School Play was the outcome of a public art commission associated with the construction of a new school building for a primary school.
School Play consists of two parts. Firstly a permanently sited graphic element on school yard consisting of painted circles and arcs on the tarmac and secondly a series of colour photographs.
This graphic element on the schoolyard has a dual function: it is a play apparatus for use by the children in their self-directed playtime activities; it also functions as a kind of set or stage for the creation of a series of photographs shot from an elevated position at playtime over an number of months.
Study for School Play (2007) Plan showing school yard with markings in relation to school building.
A edited series of 12 colour photographs are permanently installed in the corridors and common areas of the school. Each photograph is printed by hand from 6×7 colour negatives, full frame and without any cropping. Each photograph is 112 x 92 cm.
School Play also explores the possibilities of creating a photographic portrait of a collective body or community, while also addressing that community as a primary audience, and also engaging with a wider audience whereby photographs from the School Play series have been exhibited in gallery contexts.
Contexts for School Play
The photographs refer to the street photography of Alexander Rodchenko, whose pictures of crowds and street scenes, and the dynamic compositional techniques of elevated and angled points of view, which became intentionally inhered into the representation of new (revolutionary) subjectivities. This reference resonates with the representation of “new subjectivities” in formation within this educational context. This notion is further is inflected by the specific “Educate Together” model of this particular school. (A model of multi-denominational ethos and democratic management that is at odds with traditional church-based models of educational patronage.) As such this site can be (literally) seen as part of a larger discourse over church-state relations, multiculturalism, pluralism and possible formations of a post-theocratic republic.
Central to the development of this project was a period of research and observation into the play activities of the children, where particular attention was focused on those times of self directed and self organised play, which range from elaborate group games to individual daydreaming. These games are highly regulated by the children themselves, in that a lot of effort is invested into establishing the parameters and procedures for each activity, but these regulations creatively and rapidly shift, dissolve and coalesce from moment to moment. In this sense the circles are utilitarian – acting as boundaries and markings for un-prescribed play.
Scholarship that influenced this project include play theorist Brian Sutton Smith, in particular his major work, The Ambiguity of Play (1998). Sutton Smith proposes theories of ‘play’ are rooted in seven distinct “rhetorics” – the ancient discourses of Fate, Power, Communal Identity, and Frivolity and the modern discourses of Progress, the Imaginary, and the Self, over which various discourses and disciplines of knowledge intersect.
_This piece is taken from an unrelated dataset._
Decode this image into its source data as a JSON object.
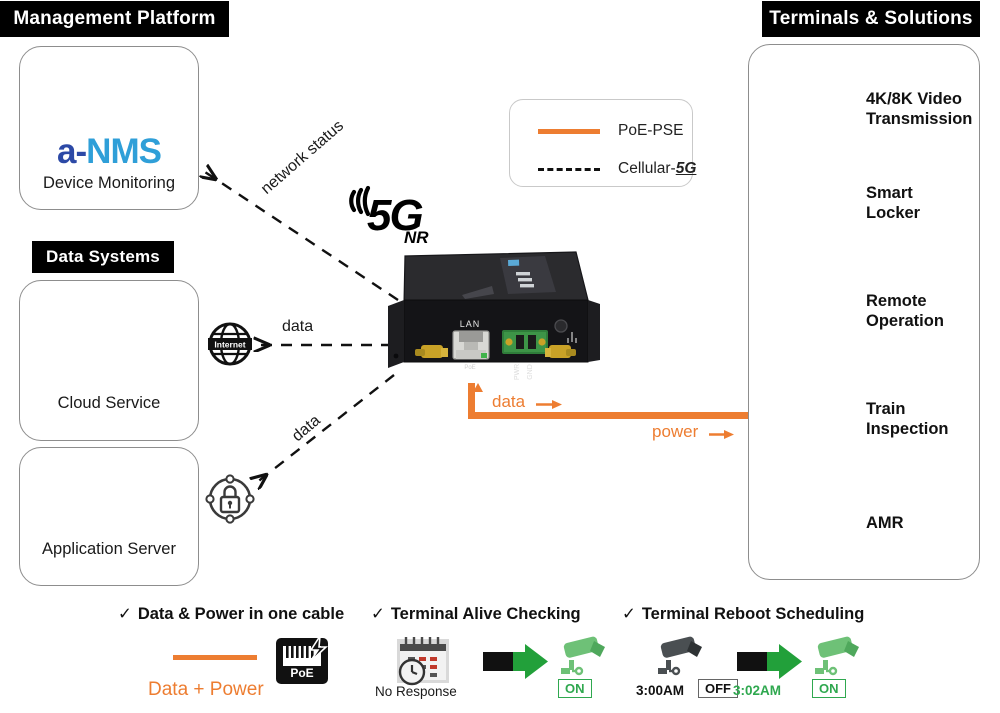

In this way Sutton Smith sees any particular society’s conception of what play might signify or its social function might be, as offering valuable insight in its values and ethical construction of that society.
In another sense, circular markings become a set – in the sense of a stage set, or a film set – for everyday action (a resonance acknowledged in the title of the project). The circles and arcs mark out and bisect up the pictorial frame. Random actions become relational. The play becomes choreography. Miniature dramas and moments, both individual and collective become related through spatial arrangement. (No directions are given from photographer to subject.) Everything is random, like the Brownian motion of particles, or perhaps one of Canetti’s Crowds.
When working in a school, one becomes aware of a society in microcosm. The photographs recall Rodchencko’s street photography in the composition of angles and perspectives and something of his utopian notion of a new subjectivity revealed by new perspectives.
Permanent installation of design on school yard and series of 12 photographs in Castleknock Education School, Dublin 15. Completed Feb 2009.
Further iterations of this work were exhibited in:
Nameless Science, Apexart Gallery New York (curated by Henk Slager) 10th Dec 2008 – 31st Jan 2009. (group exhibition.)
The Look of Learning, Glucksman Gallery, Cork (curated by Matt Packer), 19 Nov 2010 – 20 March 2011. (group exhibition.)
AUTODIDACT Green on Red Gallery, 15 April – 14 May 2011. (solo exhibition) A second series of prints were produced in 2011 School Play # 13 – 18 (ii) (2009/11) all C-type photographs, mounted on 2mm aluminium, in an edition of 5. Dimensions: 66 x 64 cm. framed.
Related Published articles:
Ronan McCrea ‘School Play’ in Visual Arts Newsletter, Dublin, May 2009
Ronan McCrea, ‘Sequences Scenarios & Locations continued’ (with a Response by Felicitas Thun) in MaHKUzine. Journal of Artistic Research, Utrecht, Issue #7/Summer 09.
Ronan McCrea, ‘Sequences Scenarios & Locations continued’ (with a Response by Felicitas Thun) in Art & Research, A Journal of Ideas, Contexts and Methods, Volume 2. No. 2. Spring 2009, http://www.artandresearch.org.uk/v2n2/v2n2cover.html
 Brian Sutton Smith, The Ambiguity of Play, Harvard University Press, 1998.
 Elias Canetti, Crowds and Power  trans. Carol Steward, (London: Penguin Twentieth Century Classics, new ed. 1992.)